In order to fully appreciate how the O. J. Simpson murder trial illuminated the state of racial relations in the United States, it is helpful to review an event from several years earlier in the same large, ethnically diverse city of Los Angeles. On the night of March 3, 1991, a paroled robber named Rodney King was pulled over by the police following a chase. In the subsequent moments, King was badly beaten by police officers using their nightsticks, hands and feet. The entire episode was captured on video by a nearby civilian. When the video was shown on television news broadcasts across the country, it was indicative to many African Americans of the treatment they endured on a regular basis at the hands of law enforcement. Four Los Angeles police officers were tried for assault and were acquitted in a court of law on April 29, 1992. The response to this miscarriage of justice was wide-scale rioting across the city by its large African American population, with fires and looting of stores featured on the nightly news just as had been the video of the initial assault.
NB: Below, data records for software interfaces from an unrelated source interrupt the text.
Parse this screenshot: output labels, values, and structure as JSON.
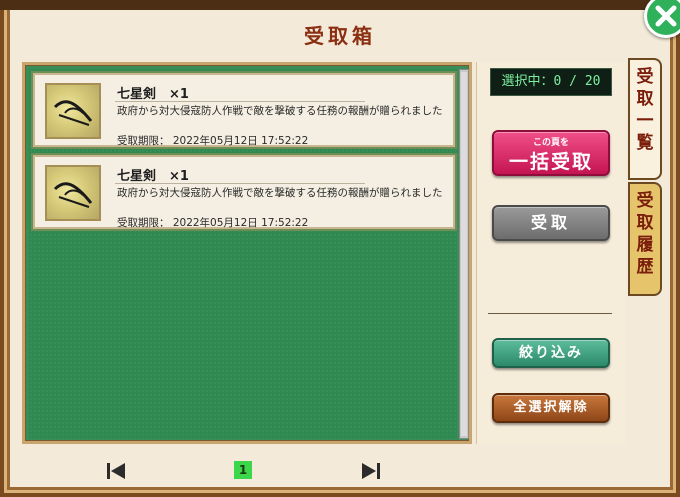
{
  "window": {
    "title": "受取箱"
  },
  "selection": {
    "counter": "選択中：0 / 20"
  },
  "items": [
    {
      "name": "七星剣　×1",
      "description": "政府から対大侵寇防人作戦で敵を撃破する任務の報酬が贈られました",
      "deadline": "受取期限： 2022年05月12日 17:52:22",
      "icon": "sword-icon"
    },
    {
      "name": "七星剣　×1",
      "description": "政府から対大侵寇防人作戦で敵を撃破する任務の報酬が贈られました",
      "deadline": "受取期限： 2022年05月12日 17:52:22",
      "icon": "sword-icon"
    }
  ],
  "buttons": {
    "bulk_receive_small": "この頁を",
    "bulk_receive": "一括受取",
    "receive": "受取",
    "filter": "絞り込み",
    "deselect_all": "全選択解除"
  },
  "tabs": {
    "received_list": [
      "受",
      "取",
      "一",
      "覧"
    ],
    "receive_history": [
      "受",
      "取",
      "履",
      "歴"
    ]
  },
  "pagination": {
    "current_page": "1"
  },
  "colors": {
    "accent_pink": "#c41552",
    "list_green": "#2f8a52",
    "close_green": "#2fb05a"
  }
}
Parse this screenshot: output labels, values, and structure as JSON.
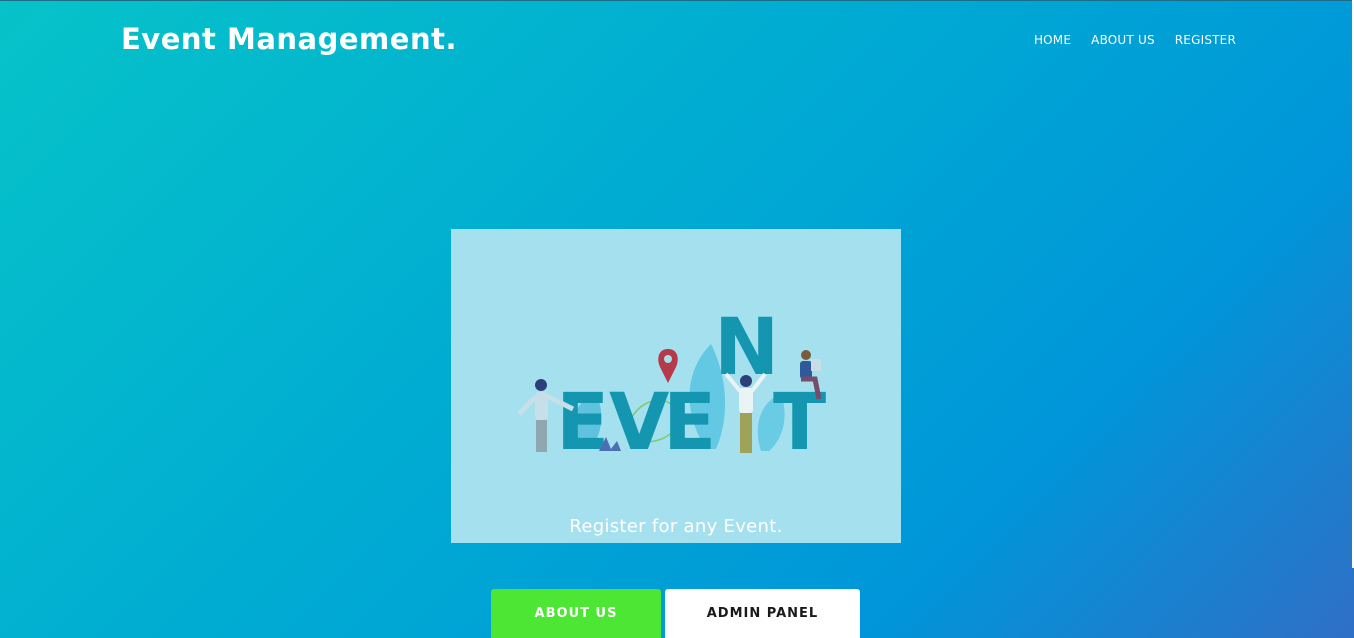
{
  "brand": {
    "title": "Event Management."
  },
  "nav": {
    "items": [
      {
        "label": "HOME"
      },
      {
        "label": "ABOUT US"
      },
      {
        "label": "REGISTER"
      }
    ]
  },
  "hero": {
    "illustration_text": "EVENT",
    "illustration_letters": [
      "E",
      "V",
      "E",
      "N",
      "T"
    ],
    "tagline": "Register for any Event."
  },
  "buttons": {
    "about_label": "ABOUT US",
    "admin_label": "ADMIN PANEL"
  },
  "colors": {
    "background_start": "#06c3c8",
    "background_end": "#2f6fc7",
    "card": "#a5e0ee",
    "letters": "#1496b0",
    "pin": "#b53a4a",
    "about_button": "#4ee634",
    "admin_button": "#ffffff"
  }
}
The Rodney King case and subsequent riots are brought up for a reason: the trial in 1995 of O. J. Simpson for the murders of his ex-wife and her friend took place in the context of the outcome of the King case. In other words, perceptions common among African Americans of justice denied in a case involving primarily white police officers and black victims and the rioting that destroyed parts of Los Angeles were still very much in the minds of the city’s, and the nation’s, African American citizens.
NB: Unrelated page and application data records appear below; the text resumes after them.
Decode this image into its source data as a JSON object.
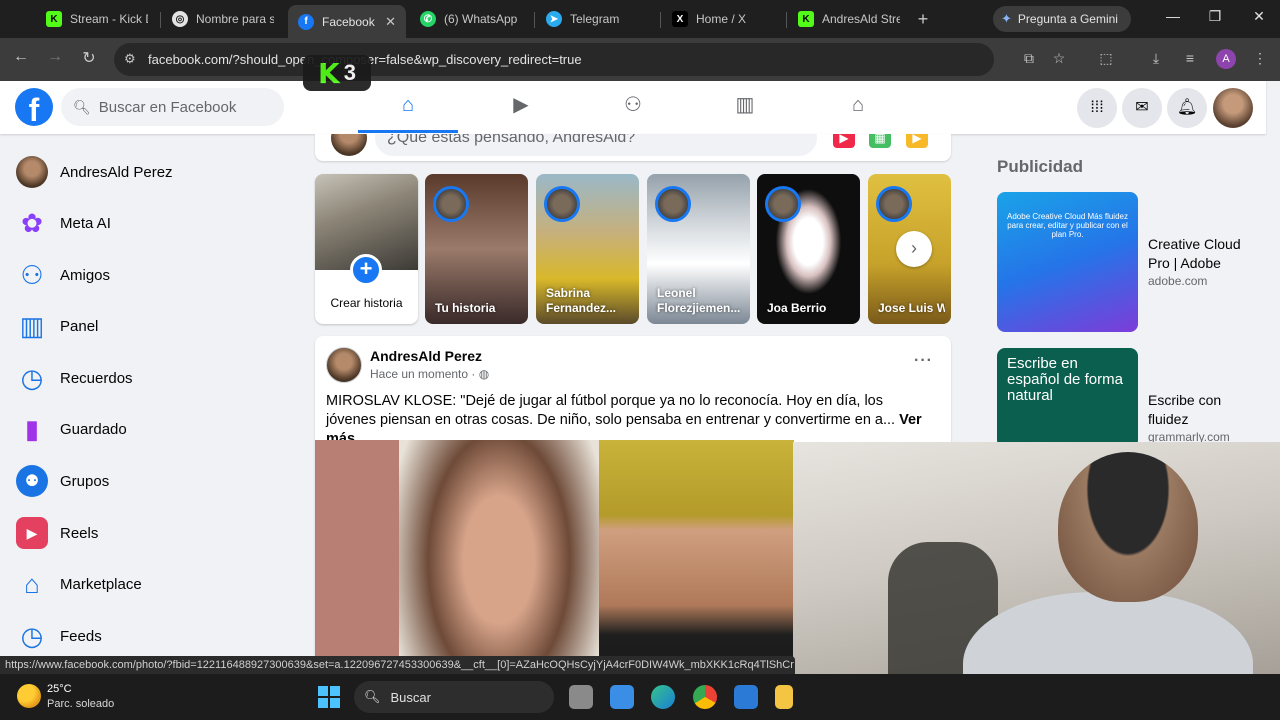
{
  "browser": {
    "tabs": [
      {
        "title": "Stream - Kick Da",
        "icon": "kick-icon",
        "color": "#53fc18"
      },
      {
        "title": "Nombre para st",
        "icon": "chatgpt-icon",
        "color": "#e3e3e3"
      },
      {
        "title": "Facebook",
        "icon": "facebook-icon",
        "color": "#1877f2",
        "active": true
      },
      {
        "title": "(6) WhatsApp",
        "icon": "whatsapp-icon",
        "color": "#25d366"
      },
      {
        "title": "Telegram",
        "icon": "telegram-icon",
        "color": "#2aabee"
      },
      {
        "title": "Home / X",
        "icon": "x-icon",
        "color": "#ffffff"
      },
      {
        "title": "AndresAld Strea",
        "icon": "kick-icon",
        "color": "#53fc18"
      }
    ],
    "gemini_label": "Pregunta a Gemini",
    "url": "facebook.com/?should_open_composer=false&wp_discovery_redirect=true",
    "profile_initial": "A",
    "status_url": "https://www.facebook.com/photo/?fbid=122116488927300639&set=a.122096727453300639&__cft__[0]=AZaHcOQHsCyjYjA4crF0DIW4Wk_mbXKK1cRq4TlShCr"
  },
  "overlay": {
    "k3_letter": "K",
    "k3_number": "3"
  },
  "facebook": {
    "logo": "f",
    "search_placeholder": "Buscar en Facebook",
    "composer_placeholder": "¿Qué estás pensando, AndresAld?",
    "sidebar": [
      {
        "label": "AndresAld Perez",
        "icon": "profile-avatar",
        "color": "#6b5444"
      },
      {
        "label": "Meta AI",
        "icon": "meta-ai-icon",
        "color": "#8a3ffc"
      },
      {
        "label": "Amigos",
        "icon": "friends-icon",
        "color": "#1b74e4"
      },
      {
        "label": "Panel",
        "icon": "dashboard-icon",
        "color": "#1b74e4"
      },
      {
        "label": "Recuerdos",
        "icon": "memories-icon",
        "color": "#1b74e4"
      },
      {
        "label": "Guardado",
        "icon": "saved-icon",
        "color": "#a033e8"
      },
      {
        "label": "Grupos",
        "icon": "groups-icon",
        "color": "#1b74e4"
      },
      {
        "label": "Reels",
        "icon": "reels-icon",
        "color": "#e4405f"
      },
      {
        "label": "Marketplace",
        "icon": "marketplace-icon",
        "color": "#1b74e4"
      },
      {
        "label": "Feeds",
        "icon": "feeds-icon",
        "color": "#1b74e4"
      }
    ],
    "stories": {
      "create_label": "Crear historia",
      "items": [
        {
          "name": "Tu historia",
          "bg": "#4a3a3a"
        },
        {
          "name": "Sabrina Fernandez...",
          "bg": "#b99f3a"
        },
        {
          "name": "Leonel Florezjiemen...",
          "bg": "#7b8794"
        },
        {
          "name": "Joa Berrio",
          "bg": "#0e0e0e"
        },
        {
          "name": "Jose Luis Wos",
          "bg": "#c7a22a"
        }
      ]
    },
    "post": {
      "author": "AndresAld Perez",
      "time": "Hace un momento · ",
      "text": "MIROSLAV KLOSE: \"Dejé de jugar al fútbol porque ya no lo reconocía. Hoy en día, los jóvenes piensan en otras cosas. De niño, solo pensaba en entrenar y convertirme en a...",
      "see_more": "Ver más",
      "more_label": "···"
    },
    "ads": {
      "title": "Publicidad",
      "items": [
        {
          "title": "Creative Cloud Pro | Adobe",
          "url": "adobe.com",
          "image_text": "Adobe Creative Cloud Más fluidez para crear, editar y publicar con el plan Pro."
        },
        {
          "title": "Escribe con fluidez",
          "url": "grammarly.com",
          "image_text": "Escribe en español de forma natural"
        }
      ]
    }
  },
  "taskbar": {
    "temp": "25°C",
    "weather": "Parc. soleado",
    "search_label": "Buscar"
  }
}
When O. J. Simpson was arrested for the murders of Nicole Brown Simpson and Ronald Goldman, the case immediately broke down along racial lines. To many African Americans, it was yet another case of police and a white-dominated power structure persecuting one of their own, and a very prominent member of their own to boot: an African American who had excelled at sports both in Los Angeles (at the University of Southern California) and in the National Football League. In addition, Simpson had carved out a reasonably successful career acting, mainly in the Naked Gun film series. This was no obscure, small-time criminal, but a successful, wealthy African American. That he was now under arrest for murder was yet another affront to a community accustomed to persecution and mistreatment in the criminal justice system.
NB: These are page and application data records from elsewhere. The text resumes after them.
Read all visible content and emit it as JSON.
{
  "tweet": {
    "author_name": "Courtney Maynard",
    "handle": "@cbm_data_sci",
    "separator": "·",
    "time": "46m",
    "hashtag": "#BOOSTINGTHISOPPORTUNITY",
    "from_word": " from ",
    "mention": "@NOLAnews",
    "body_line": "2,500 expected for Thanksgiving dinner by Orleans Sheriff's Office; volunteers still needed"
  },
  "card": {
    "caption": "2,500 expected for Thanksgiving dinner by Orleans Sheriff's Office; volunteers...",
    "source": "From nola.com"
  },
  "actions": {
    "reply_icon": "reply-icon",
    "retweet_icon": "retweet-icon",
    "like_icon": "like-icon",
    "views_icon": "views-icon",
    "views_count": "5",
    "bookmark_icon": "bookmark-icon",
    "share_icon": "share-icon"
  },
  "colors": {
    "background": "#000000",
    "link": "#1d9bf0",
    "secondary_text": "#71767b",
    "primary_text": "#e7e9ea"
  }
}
Seriously aggravating the situation was the ineptitude with which the trial was held, with lawyers playing to television cameras as much as to the jury and prosecutors and a judge who seemed in over their heads. One of Simpson’s high-profile defense attorneys, Johnnie Cochran, an African American, famously boiled a wealth of physical evidence down to the matter of whether a bloody glove found at the scene of the crime belonged to the defendant. “If it doesn’t fit, you must acquit,” a rhyme evocative of a seminal figure in the histories of sports and civil rights, Muhammed Ali. In the end, the jury did vote to acquit, to the delight of many African Americans.